Author: Laura Vanderkam
Fun Fact: As of 2006, earning $60,000/year made you part of the top 10% highest earning people in the world.
All the Money in the World is a thoughtful series of essays on earning and using money to maximize your happiness. It’s full of interesting thought experiments, facts, and questions that will make you think about money in ways you never have before. The writing is great, reminding me of Malcolm Gladwell’s many books or Mirroring People, and definitely meeting my criteria that it be clear and concise. Although the chapters could be read as stand-alone essays, the interesting topic kept me reading one after another. My favorite parts were the fascinating personal anecdotes, but it was also important to me that the author cited research studies to back up her advice. Finally, there are actionable suggestions throughout which are collected into a useful worksheet at the end of the book. This was exactly what I look for in a self-help book – interesting, research-based, well-written, and useful.

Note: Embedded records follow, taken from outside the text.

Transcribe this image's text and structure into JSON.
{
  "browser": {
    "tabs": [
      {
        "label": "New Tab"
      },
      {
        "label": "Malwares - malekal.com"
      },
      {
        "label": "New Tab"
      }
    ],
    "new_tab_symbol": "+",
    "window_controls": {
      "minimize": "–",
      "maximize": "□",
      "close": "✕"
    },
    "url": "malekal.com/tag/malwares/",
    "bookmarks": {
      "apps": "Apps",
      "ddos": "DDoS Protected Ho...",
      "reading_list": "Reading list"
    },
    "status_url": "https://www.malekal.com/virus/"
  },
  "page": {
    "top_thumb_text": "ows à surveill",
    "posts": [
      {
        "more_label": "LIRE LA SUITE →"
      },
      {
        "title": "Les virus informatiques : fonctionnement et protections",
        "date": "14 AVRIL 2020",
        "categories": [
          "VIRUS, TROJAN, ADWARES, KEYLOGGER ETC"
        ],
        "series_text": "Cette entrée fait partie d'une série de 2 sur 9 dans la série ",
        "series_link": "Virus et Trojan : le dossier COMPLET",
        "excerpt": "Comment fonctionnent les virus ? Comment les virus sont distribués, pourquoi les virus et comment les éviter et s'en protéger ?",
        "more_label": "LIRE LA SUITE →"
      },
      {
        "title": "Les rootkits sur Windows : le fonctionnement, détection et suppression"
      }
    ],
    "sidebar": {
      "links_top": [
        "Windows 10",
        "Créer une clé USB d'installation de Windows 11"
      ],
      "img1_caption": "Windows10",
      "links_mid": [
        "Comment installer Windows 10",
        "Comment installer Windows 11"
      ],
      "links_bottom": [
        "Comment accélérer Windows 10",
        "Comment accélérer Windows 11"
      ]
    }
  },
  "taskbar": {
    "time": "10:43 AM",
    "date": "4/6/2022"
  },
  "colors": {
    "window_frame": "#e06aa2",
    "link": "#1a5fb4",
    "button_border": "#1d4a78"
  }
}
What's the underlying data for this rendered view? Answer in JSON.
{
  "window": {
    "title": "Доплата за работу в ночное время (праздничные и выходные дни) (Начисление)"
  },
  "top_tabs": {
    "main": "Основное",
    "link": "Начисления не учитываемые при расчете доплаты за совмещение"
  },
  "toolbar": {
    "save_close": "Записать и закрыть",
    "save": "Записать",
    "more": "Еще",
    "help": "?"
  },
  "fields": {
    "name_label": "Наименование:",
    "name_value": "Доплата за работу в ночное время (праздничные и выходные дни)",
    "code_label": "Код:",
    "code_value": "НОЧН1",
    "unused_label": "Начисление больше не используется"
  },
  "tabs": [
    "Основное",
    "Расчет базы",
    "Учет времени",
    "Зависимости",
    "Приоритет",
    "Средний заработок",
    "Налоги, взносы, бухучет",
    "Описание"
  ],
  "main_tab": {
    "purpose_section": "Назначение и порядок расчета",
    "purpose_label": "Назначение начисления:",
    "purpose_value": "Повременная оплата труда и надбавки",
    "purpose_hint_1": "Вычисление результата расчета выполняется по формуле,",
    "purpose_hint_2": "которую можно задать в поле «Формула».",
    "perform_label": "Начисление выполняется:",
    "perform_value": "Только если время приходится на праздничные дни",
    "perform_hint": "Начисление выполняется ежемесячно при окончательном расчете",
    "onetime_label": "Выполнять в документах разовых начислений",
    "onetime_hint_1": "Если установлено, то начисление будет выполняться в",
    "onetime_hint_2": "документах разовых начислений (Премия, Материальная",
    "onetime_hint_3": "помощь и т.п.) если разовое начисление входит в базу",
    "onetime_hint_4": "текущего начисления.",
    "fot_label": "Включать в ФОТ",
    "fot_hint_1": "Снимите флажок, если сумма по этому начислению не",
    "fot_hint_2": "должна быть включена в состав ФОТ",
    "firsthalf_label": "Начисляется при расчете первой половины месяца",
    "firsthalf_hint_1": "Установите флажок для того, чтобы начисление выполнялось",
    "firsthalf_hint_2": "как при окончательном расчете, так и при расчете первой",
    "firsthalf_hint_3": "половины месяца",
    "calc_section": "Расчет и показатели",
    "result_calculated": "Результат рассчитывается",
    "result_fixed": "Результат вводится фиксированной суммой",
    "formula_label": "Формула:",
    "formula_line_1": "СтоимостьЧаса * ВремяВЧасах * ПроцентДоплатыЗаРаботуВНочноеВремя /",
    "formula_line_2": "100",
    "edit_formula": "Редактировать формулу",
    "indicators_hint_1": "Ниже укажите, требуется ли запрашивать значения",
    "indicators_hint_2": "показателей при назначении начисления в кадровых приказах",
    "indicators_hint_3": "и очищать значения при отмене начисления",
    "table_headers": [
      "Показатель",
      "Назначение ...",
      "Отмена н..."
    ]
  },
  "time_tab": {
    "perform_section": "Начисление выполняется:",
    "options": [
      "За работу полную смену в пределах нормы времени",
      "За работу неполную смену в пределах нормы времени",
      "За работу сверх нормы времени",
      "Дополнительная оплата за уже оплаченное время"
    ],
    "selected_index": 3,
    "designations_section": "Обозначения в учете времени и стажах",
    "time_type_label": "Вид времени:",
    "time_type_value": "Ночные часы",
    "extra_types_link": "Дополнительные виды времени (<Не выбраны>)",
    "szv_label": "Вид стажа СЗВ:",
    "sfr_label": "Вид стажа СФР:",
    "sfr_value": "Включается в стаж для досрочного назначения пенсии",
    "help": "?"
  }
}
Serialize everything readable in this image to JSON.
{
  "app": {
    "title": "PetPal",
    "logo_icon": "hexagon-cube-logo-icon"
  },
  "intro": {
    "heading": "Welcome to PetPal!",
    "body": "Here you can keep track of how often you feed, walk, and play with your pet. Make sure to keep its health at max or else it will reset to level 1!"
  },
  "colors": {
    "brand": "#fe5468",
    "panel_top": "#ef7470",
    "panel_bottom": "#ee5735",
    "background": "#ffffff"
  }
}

As a 20-something, you’re often dealing with not having a logical “next-step” for the first time as you finish college, trying to find a job, and figuring out both who you are and what you want from life. In The 20 Something Manifesto, Christine Hassler has collected a bunch of short essays by 20-somethings at various stages of their lives and combined these with her insightful commentary. Throughout, she manages to sound authoritative and give good advice while never sounding condescending or judgmental. She’s also often very funny. There are sections on various topics of concern to 20-somethings’ from career and money to romance, each with suggestions for ways to find out what you want and how to get there. The only thing keeping this from also being a 5 star review is the author’s belief in “The Secret”, a silly but popular belief that simply visualizing something will make it so. Fortunately that idea, which in my opinion is the worst of self-help, appears very little in this otherwise exemplary book.